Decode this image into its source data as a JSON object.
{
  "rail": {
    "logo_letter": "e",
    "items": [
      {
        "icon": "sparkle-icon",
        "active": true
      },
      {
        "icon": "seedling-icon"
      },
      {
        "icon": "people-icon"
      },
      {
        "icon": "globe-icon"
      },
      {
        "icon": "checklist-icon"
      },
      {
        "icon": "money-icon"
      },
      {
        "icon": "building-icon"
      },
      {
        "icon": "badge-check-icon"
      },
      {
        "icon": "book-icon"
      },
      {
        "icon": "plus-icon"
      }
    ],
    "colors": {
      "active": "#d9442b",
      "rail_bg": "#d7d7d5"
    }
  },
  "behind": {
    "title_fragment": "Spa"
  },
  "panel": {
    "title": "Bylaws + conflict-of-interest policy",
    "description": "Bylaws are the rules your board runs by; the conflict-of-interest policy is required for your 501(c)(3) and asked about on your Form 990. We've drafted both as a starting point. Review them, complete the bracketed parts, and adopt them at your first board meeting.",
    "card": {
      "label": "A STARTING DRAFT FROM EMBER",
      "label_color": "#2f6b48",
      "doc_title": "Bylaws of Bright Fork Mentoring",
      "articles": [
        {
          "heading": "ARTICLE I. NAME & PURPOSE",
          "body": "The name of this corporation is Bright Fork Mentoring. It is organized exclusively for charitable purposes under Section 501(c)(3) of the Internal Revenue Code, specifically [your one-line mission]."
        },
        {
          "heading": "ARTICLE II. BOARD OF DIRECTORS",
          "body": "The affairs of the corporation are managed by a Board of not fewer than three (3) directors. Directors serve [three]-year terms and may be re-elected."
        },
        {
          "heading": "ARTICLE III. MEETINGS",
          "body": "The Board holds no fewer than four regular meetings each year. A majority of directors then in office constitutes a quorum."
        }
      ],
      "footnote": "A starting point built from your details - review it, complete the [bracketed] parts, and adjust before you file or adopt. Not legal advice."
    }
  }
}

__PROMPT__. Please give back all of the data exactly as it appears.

__SOLUTION TO THIS EXERCISE__.
Decode this image into its source data as a JSON object.
{
  "rail": {
    "logo_letter": "e",
    "items": [
      {
        "icon": "sparkle-icon",
        "active": true
      },
      {
        "icon": "seedling-icon"
      },
      {
        "icon": "people-icon"
      },
      {
        "icon": "globe-icon"
      },
      {
        "icon": "checklist-icon"
      },
      {
        "icon": "money-icon"
      },
      {
        "icon": "building-icon"
      },
      {
        "icon": "badge-check-icon"
      },
      {
        "icon": "book-icon"
      },
      {
        "icon": "plus-icon"
      }
    ],
    "colors": {
      "active": "#d9442b",
      "rail_bg": "#d7d7d5"
    }
  },
  "behind": {
    "title_fragment": "Spa"
  },
  "panel": {
    "title": "Bylaws + conflict-of-interest policy",
    "description": "Bylaws are the rules your board runs by; the conflict-of-interest policy is required for your 501(c)(3) and asked about on your Form 990. We've drafted both as a starting point. Review them, complete the bracketed parts, and adopt them at your first board meeting.",
    "card": {
      "label": "A STARTING DRAFT FROM EMBER",
      "label_color": "#2f6b48",
      "doc_title": "Bylaws of Bright Fork Mentoring",
      "articles": [
        {
          "heading": "ARTICLE I. NAME & PURPOSE",
          "body": "The name of this corporation is Bright Fork Mentoring. It is organized exclusively for charitable purposes under Section 501(c)(3) of the Internal Revenue Code, specifically [your one-line mission]."
        },
        {
          "heading": "ARTICLE II. BOARD OF DIRECTORS",
          "body": "The affairs of the corporation are managed by a Board of not fewer than three (3) directors. Directors serve [three]-year terms and may be re-elected."
        },
        {
          "heading": "ARTICLE III. MEETINGS",
          "body": "The Board holds no fewer than four regular meetings each year. A majority of directors then in office constitutes a quorum."
        }
      ],
      "footnote": "A starting point built from your details - review it, complete the [bracketed] parts, and adjust before you file or adopt. Not legal advice."
    }
  }
}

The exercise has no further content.